The theme for Black History Month this year is “Black Resistance.” Black people have a long history of resisting oppression, hate, and violence – both in the U.S. and around the world. African Americans have fought tirelessly (and continue to do so) to be seen as equals among the rest of the human race and to have the same opportunities, rights, and protection from harm as the rest of the American population. Centuries of risking their safety and well-being to fight for what they deserve has ultimately been successful even though there is still much to be done. You can read more about 2023’s theme on the Association for the Study of African American Life and History’s website here.

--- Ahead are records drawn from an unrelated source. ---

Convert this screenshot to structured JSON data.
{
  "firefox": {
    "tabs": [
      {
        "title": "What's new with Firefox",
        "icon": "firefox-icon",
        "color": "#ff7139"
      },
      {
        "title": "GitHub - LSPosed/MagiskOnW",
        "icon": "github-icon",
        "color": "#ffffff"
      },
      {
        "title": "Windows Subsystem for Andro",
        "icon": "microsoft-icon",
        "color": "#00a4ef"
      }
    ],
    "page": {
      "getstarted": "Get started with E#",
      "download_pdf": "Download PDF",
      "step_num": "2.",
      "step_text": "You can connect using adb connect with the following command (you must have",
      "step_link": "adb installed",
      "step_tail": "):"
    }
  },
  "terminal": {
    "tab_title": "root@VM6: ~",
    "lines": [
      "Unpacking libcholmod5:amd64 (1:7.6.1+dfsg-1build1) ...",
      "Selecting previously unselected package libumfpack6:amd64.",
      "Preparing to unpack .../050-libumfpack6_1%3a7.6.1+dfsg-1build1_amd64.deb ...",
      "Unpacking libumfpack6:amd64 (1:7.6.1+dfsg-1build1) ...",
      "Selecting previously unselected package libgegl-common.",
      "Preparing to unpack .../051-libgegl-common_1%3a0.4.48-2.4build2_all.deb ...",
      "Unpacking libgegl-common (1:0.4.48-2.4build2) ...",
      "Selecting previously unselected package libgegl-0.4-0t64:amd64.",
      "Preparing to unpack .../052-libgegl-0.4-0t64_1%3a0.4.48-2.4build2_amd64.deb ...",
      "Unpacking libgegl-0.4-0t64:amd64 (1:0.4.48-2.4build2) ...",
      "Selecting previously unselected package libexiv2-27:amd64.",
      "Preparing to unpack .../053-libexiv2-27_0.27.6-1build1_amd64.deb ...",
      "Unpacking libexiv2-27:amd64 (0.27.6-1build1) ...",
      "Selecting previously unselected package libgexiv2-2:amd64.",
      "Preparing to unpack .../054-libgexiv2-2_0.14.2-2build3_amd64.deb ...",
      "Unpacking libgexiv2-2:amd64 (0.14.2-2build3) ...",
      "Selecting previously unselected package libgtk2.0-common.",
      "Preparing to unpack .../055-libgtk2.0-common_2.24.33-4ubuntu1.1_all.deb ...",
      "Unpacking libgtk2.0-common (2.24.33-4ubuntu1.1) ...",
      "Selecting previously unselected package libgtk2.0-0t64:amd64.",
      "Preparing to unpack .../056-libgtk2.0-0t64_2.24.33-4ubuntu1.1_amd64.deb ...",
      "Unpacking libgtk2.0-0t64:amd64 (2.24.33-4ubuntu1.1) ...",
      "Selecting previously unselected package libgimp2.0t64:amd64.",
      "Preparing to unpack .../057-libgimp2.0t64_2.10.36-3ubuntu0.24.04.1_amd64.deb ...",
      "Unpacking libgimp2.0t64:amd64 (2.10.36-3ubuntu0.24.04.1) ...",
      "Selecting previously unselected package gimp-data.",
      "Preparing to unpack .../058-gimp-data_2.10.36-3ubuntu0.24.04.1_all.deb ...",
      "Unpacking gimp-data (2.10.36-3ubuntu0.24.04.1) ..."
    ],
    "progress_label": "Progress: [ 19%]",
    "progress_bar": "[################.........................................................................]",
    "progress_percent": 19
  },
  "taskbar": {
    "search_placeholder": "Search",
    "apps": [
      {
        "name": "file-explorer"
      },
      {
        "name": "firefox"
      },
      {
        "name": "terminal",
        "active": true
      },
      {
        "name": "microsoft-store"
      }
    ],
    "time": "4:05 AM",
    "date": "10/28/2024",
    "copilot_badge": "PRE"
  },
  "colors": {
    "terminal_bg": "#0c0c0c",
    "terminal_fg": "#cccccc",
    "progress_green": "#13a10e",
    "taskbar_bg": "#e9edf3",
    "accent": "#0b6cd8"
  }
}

“Let your motto be resistance! Resistance! Resistance! No oppressed people have ever secured their liberty without resistance.” – Rev. Henry Highland Garnett

Why is Black History Month so important?

Black History Month, celebrated every February in the United States, is an opportunity to give special attention and recognition to African Americans of the past and present. It’s a way to honor the challenges, contributions, and achievements of Black people in the United States. Other countries have also begun observing a Black History month of their own such as Canada, Ireland, Germany, the Netherlands, and more. It’s important for us to look back at the past to help inform us about what to do in the present and future. Black History Month isn’t just about remembering the pain and suffering of Black people in the U.S. due to racism and slavery, but to highlight the amazing achievements that have come from the Black community over the years.

Who are some important African American history makers?

  • Septima Poinsette Clark (1898-1987) was an educator and an activist who designed programs to teach African Americans how to read and write so that they could pass literacy tests and be eligible to vote. Her work in creating “Citizenship Schools” where Black people could go to learn was integral in the overall success of the Civil Rights Movement. It’s estimated that 700,000 African Americans registered to vote due to these schools.
  • Frederick McKinley Jones (1893-1961) was an inventor who was widely known for his inventions of mobile refrigeration technology, allowing food to be transported in trucks and on ships to keep food fresh for longer. His inventions also resulted in the ability to keep things like blood and medication cold during WWII, something that was impossible up until that point.
  • Katherine Johnson (1918-2020) was a mathematician and the first Black female engineer to work at NASA. She played a vital role in solving complex math equations needed to send the first American to space and the 2016 movie Hidden Figures portrays her challenges and persistence as a Black woman in the workplace in the 1950s-60s.

How can I celebrate Black History Month?

  • Support Black-owned businesses, check out the #blackownedbusiness hashtag on Instagram to explore thousands of Black-owned online and brick-and-mortar stores
  • Support Black artists, music, and authors
  • Educate yourself on Black history and current happenings
  • Donate to charities that help fight against racism towards Black people
  • Attend Black History Month events to learn, find community, and show your support/alliance